CBI’s Comments on Treasury’s Request for Comment on Terrorism Risk Captives

Jason Schupp
2 min readDec 8, 2020
Photo by Casey Horner on Unsplash

Last month U.S. Treasury published a Notice of Proposed Rulemaking and Request for Comments with respect to the Terrorism Risk Insurance Program.

Treasury seeks comments on ways to address the outsized role captive insurers play in the Program and whether the Program should permit public identification of individual captive insurers.

CBI has filed comments urging Treasury to adopt the same level of public transparency to insurers participating in the Terrorism Risk Insurance Program as it has applied to small business borrowers participating in the Paycheck Protection Program. Specifically, CBI urges Treasury to publicly disclose:

  • The name and address of each participating insurer or insurer group;
  • The nature of the participating insurer (i.e., small insurer, non-small insurer, alien insurer or captive insurer); and
  • The participating insurer’s “insurer deductible” as an indication of the amount of risk the participating insurer has shifted into the Program.

CBI further recommends that, for captives, the publicly available information should also include:

  • The captive’s ultimate beneficial owner;
  • The limits of terrorism insurance provided other than for NBCR; and
  • The limits of terrorism insurance provided for NBCR (if any).

To illustrate the unjustifiably disparate treatment of participants in the respective programs, CBI contrasts the transparency Congress, Treasury and the American taxpayer enjoy with respect to:

  • An $8 PPP loan recently granted to a California medical transport company; and
  • The $1.2 billion nuclear, biological, chemical, and radiological terrorism reinsurance commitment TRIP has been making to a Swiss banking giant for more than a decade.

For one of these participants, Treasury gives us a name, address, amount of program benefit received and even the gender, ethnicity, and veteran status of its owner. For the other, Treasury has told us nothing — because Treasury itself has no record of the transaction.

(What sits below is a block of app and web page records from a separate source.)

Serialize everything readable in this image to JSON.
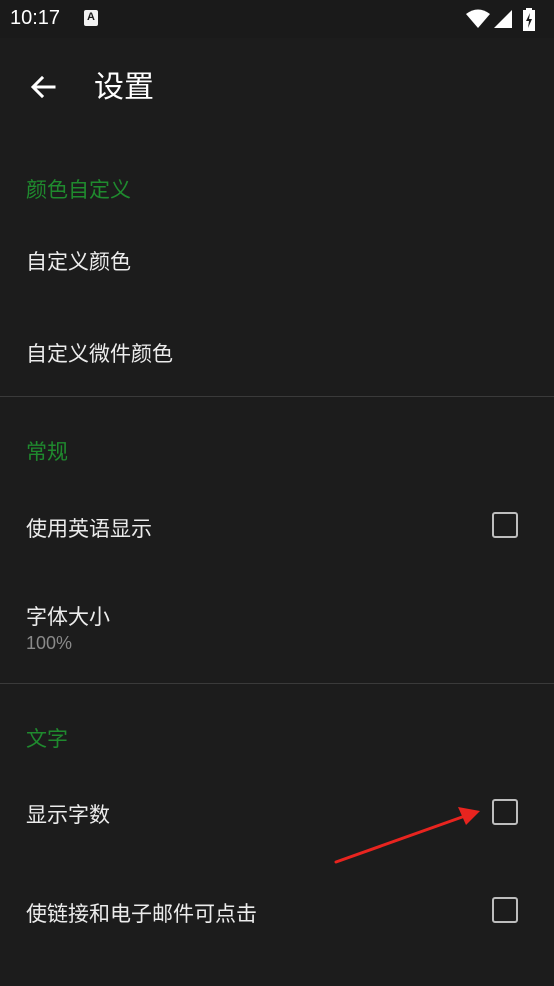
{
  "status_bar": {
    "time": "10:17",
    "notification_icon_letter": "A"
  },
  "app_bar": {
    "title": "设置",
    "back_icon": "arrow-back-icon"
  },
  "sections": [
    {
      "header": "颜色自定义",
      "items": [
        {
          "title": "自定义颜色"
        },
        {
          "title": "自定义微件颜色"
        }
      ]
    },
    {
      "header": "常规",
      "items": [
        {
          "title": "使用英语显示",
          "checked": false
        },
        {
          "title": "字体大小",
          "summary": "100%"
        }
      ]
    },
    {
      "header": "文字",
      "items": [
        {
          "title": "显示字数",
          "checked": false
        },
        {
          "title": "使链接和电子邮件可点击",
          "checked": false
        }
      ]
    }
  ],
  "colors": {
    "background": "#1c1c1c",
    "section_header": "#1f8a2e",
    "annotation_arrow": "#e8241f"
  }
}
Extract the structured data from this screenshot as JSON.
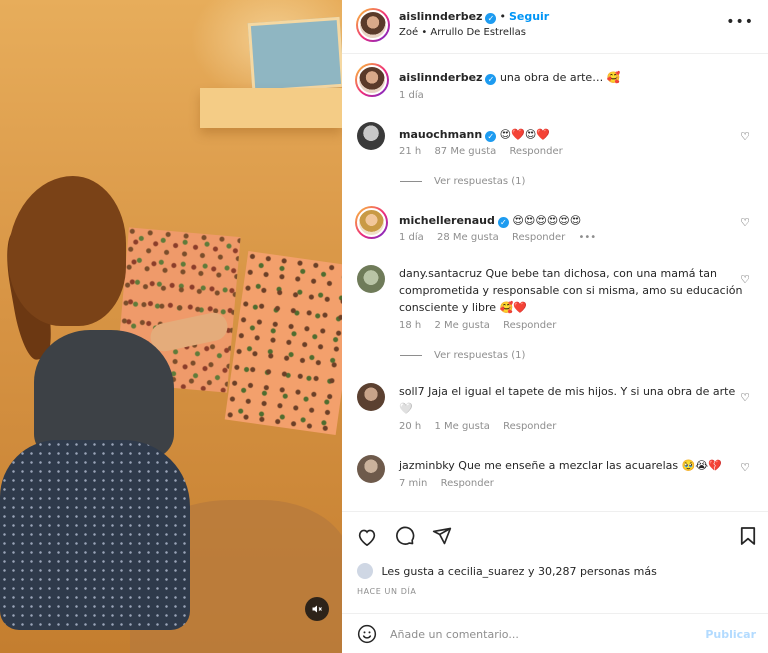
{
  "post": {
    "author": "aislinnderbez",
    "follow_label": "Seguir",
    "separator": "•",
    "subtitle_artist": "Zoé",
    "subtitle_song": "Arrullo De Estrellas",
    "more_icon": "more-horizontal-icon",
    "caption": "una obra de arte… 🥰",
    "caption_time": "1 día"
  },
  "comments": [
    {
      "user": "mauochmann",
      "verified": true,
      "text": "😍❤️😍❤️",
      "time": "21 h",
      "likes": "87 Me gusta",
      "reply": "Responder",
      "view_replies": "Ver respuestas (1)"
    },
    {
      "user": "michellerenaud",
      "verified": true,
      "text": "😍😍😍😍😍😍",
      "time": "1 día",
      "likes": "28 Me gusta",
      "reply": "Responder",
      "options": "•••"
    },
    {
      "user": "dany.santacruz",
      "verified": false,
      "text": "Que bebe tan dichosa, con una mamá tan comprometida y responsable con si misma, amo su educación consciente y libre 🥰❤️",
      "time": "18 h",
      "likes": "2 Me gusta",
      "reply": "Responder",
      "view_replies": "Ver respuestas (1)"
    },
    {
      "user": "soll7",
      "verified": false,
      "text": "Jaja el igual el tapete de mis hijos. Y si una obra de arte 🤍",
      "time": "20 h",
      "likes": "1 Me gusta",
      "reply": "Responder"
    },
    {
      "user": "jazminbky",
      "verified": false,
      "text": "Que me enseñe a mezclar las acuarelas 🥹😭💔",
      "time": "7 min",
      "reply": "Responder"
    }
  ],
  "actions": {
    "like_icon": "heart-outline-icon",
    "comment_icon": "comment-icon",
    "share_icon": "send-icon",
    "save_icon": "bookmark-icon",
    "likes_prefix": "Les gusta a",
    "likes_user": "cecilia_suarez",
    "likes_suffix": "y 30,287 personas más",
    "date": "HACE UN DÍA"
  },
  "composer": {
    "placeholder": "Añade un comentario...",
    "publish_label": "Publicar"
  },
  "media": {
    "mute_icon": "speaker-muted-icon"
  },
  "colors": {
    "accent": "#0095f6",
    "verified": "#1d9bf0",
    "muted_text": "#8e8e8e",
    "heart_red": "#ed4956"
  }
}
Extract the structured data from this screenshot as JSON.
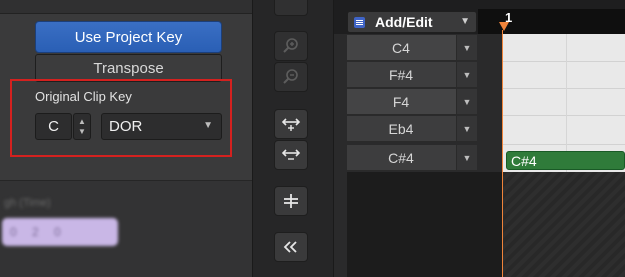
{
  "clip_inspector": {
    "use_project_key_label": "Use Project Key",
    "transpose_label": "Transpose",
    "original_clip_key_label": "Original Clip Key",
    "key_note_value": "C",
    "mode_value": "DOR",
    "blurred_label": "gh (Time)",
    "blurred_value": "0 2 0"
  },
  "tools": {
    "buttons": [
      {
        "icon": "zoom-in-icon"
      },
      {
        "icon": "zoom-out-icon"
      },
      {
        "icon": "expand-vertical-icon"
      },
      {
        "icon": "collapse-vertical-icon"
      },
      {
        "icon": "fit-icon"
      },
      {
        "icon": "double-chevron-left-icon"
      }
    ]
  },
  "piano_roll": {
    "menu_label": "Add/Edit",
    "bar_number": "1",
    "pitch_rows": [
      {
        "label": "C4"
      },
      {
        "label": "F#4"
      },
      {
        "label": "F4"
      },
      {
        "label": "Eb4"
      },
      {
        "label": "C#4"
      }
    ],
    "note_label": "C#4"
  },
  "colors": {
    "accent_blue": "#2a5fb5",
    "highlight_red": "#d4211f",
    "playhead_orange": "#f0843a",
    "note_green": "#2f7b3a"
  }
}
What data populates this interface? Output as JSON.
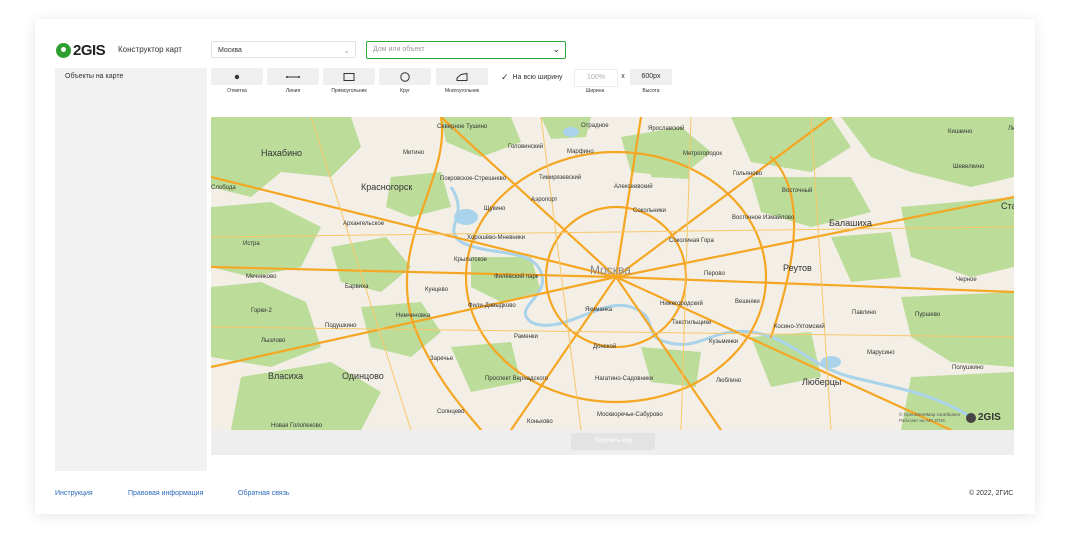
{
  "header": {
    "logo_text": "2GIS",
    "subtitle": "Конструктор карт",
    "city_select": "Москва",
    "search_placeholder": "Дом или объект"
  },
  "sidebar": {
    "title": "Объекты на карте"
  },
  "tools": [
    {
      "label": "Отметка",
      "icon": "point-icon"
    },
    {
      "label": "Линия",
      "icon": "line-icon"
    },
    {
      "label": "Прямоугольник",
      "icon": "rectangle-icon"
    },
    {
      "label": "Круг",
      "icon": "circle-icon"
    },
    {
      "label": "Многоугольник",
      "icon": "polygon-icon"
    }
  ],
  "size": {
    "full_width_label": "На всю ширину",
    "full_width_checked": true,
    "width_value": "100%",
    "separator": "x",
    "height_value": "600px",
    "width_label": "Ширина",
    "height_label": "Высота"
  },
  "map": {
    "city": "Москва",
    "labels": {
      "severnoe_tushino": "Северное Тушино",
      "otradnoe": "Отрадное",
      "yaroslavsky": "Ярославский",
      "kishkino": "Кишкино",
      "nakhabino": "Нахабино",
      "mitino": "Митино",
      "golovinsky": "Головинский",
      "marfino": "Марфино",
      "metrogorodok": "Метрогородок",
      "sheveleno": "Шевелкино",
      "sloboda": "Слобода",
      "krasnogorsk": "Красногорск",
      "pokrovskoe": "Покровское-Стрешнево",
      "timiryazevsky": "Тимирязевский",
      "alekseevsky": "Алексеевский",
      "golyanovo": "Гольяново",
      "vostochny": "Восточный",
      "aeroport": "Аэропорт",
      "sokolniki": "Сокольники",
      "arkhangelskoe": "Архангельское",
      "shchukino": "Щукино",
      "vostochnoe_izmaylovo": "Восточное Измайлово",
      "balashikha": "Балашиха",
      "istra": "Истра",
      "khoroshevo": "Хорошёво-Мневники",
      "sokolinaya_gora": "Соколиная Гора",
      "krylatskoe": "Крылатское",
      "filevsky_park": "Филёвский парк",
      "perovo": "Перово",
      "reutov": "Реутов",
      "mechnikovo": "Мечниково",
      "barvikha": "Барвиха",
      "kuntsevo": "Кунцево",
      "fili": "Фили-Давыдково",
      "yakimanka": "Якиманка",
      "nizhegorodsky": "Нижегородский",
      "veshnyaki": "Вешняки",
      "gorki2": "Горки-2",
      "nemchinovka": "Немчиновка",
      "tekstilshchiki": "Текстильщики",
      "kosino": "Косино-Ухтомский",
      "pavlino": "Павлино",
      "purshevo": "Пуршево",
      "podushkino": "Подушкино",
      "ramenki": "Раменки",
      "donskoy": "Донской",
      "kuzminki": "Кузьминки",
      "marusino": "Марусино",
      "lyzlovo": "Лызлово",
      "zarechye": "Заречье",
      "vlasikha": "Власиха",
      "odintsovo": "Одинцово",
      "prospekt_vernadskogo": "Проспект Вернадского",
      "nagatino": "Нагатино-Садовники",
      "lyublino": "Люблино",
      "lyubertsy": "Люберцы",
      "polushkino": "Полушкино",
      "solntsevo": "Солнцево",
      "moskvorechye": "Москворечье-Сабурово",
      "konkovo": "Коньково",
      "bolshaya_goloshchapovo": "Новая Голопеково",
      "cherepovo": "Черное",
      "sta": "Ста",
      "lyu": "Лю"
    },
    "attribution_line1": "© OpenStreetMap contributors",
    "attribution_line2": "Работает на API 2ГИС",
    "logo_text": "2GIS",
    "colors": {
      "park": "#bcdc9a",
      "water": "#a9d3ea",
      "road": "#f5a623",
      "land": "#f3efe6"
    }
  },
  "action": {
    "get_code_label": "Получить код"
  },
  "footer": {
    "links": [
      "Инструкция",
      "Правовая информация",
      "Обратная связь"
    ],
    "copyright": "© 2022, 2ГИС"
  }
}
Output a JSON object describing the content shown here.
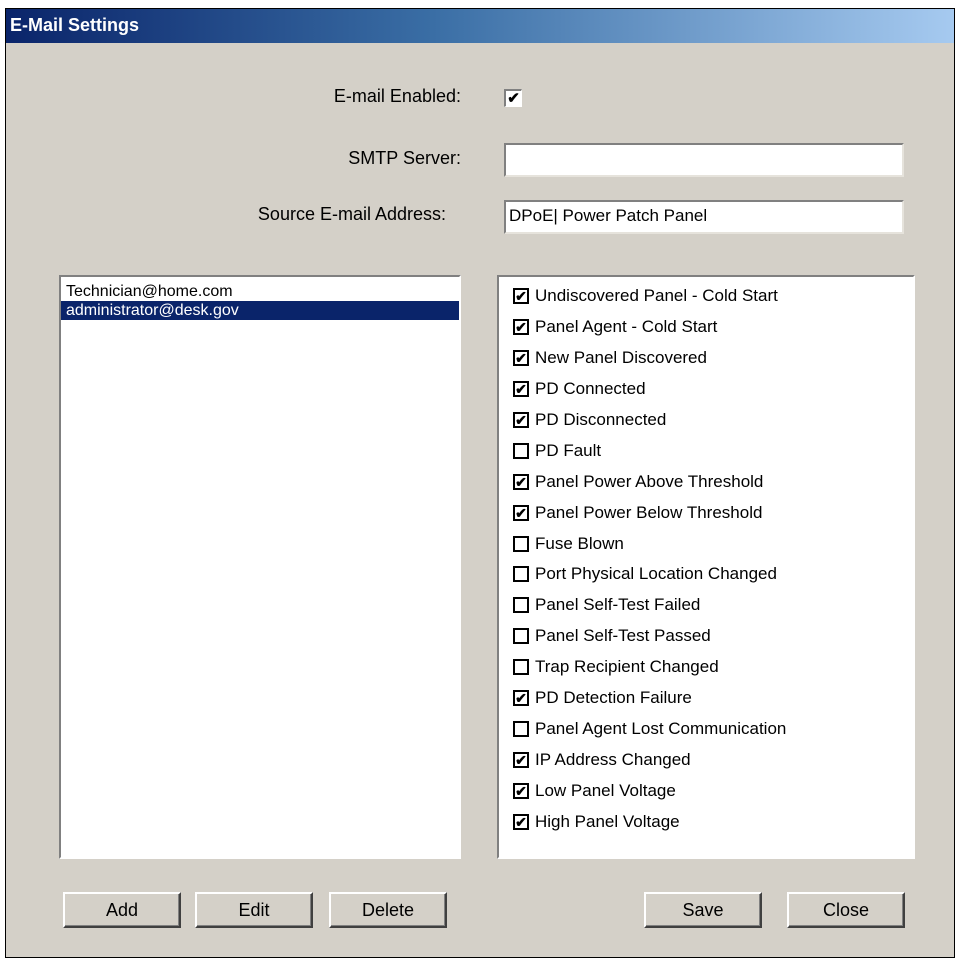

There is more governmental oversight and public transparency applied to an $8 federal loan than to a $1.2 billion federal reinsurance commitment. The only difference seems to be that one program is for small businesses while the other has been overrun by multinational corporations.

This is not right. Treasury’s request for comment offers some hope it is prepared to do something about it.



Jason Schupp

Founder and Managing Member, Centers for Better Insurance, LLC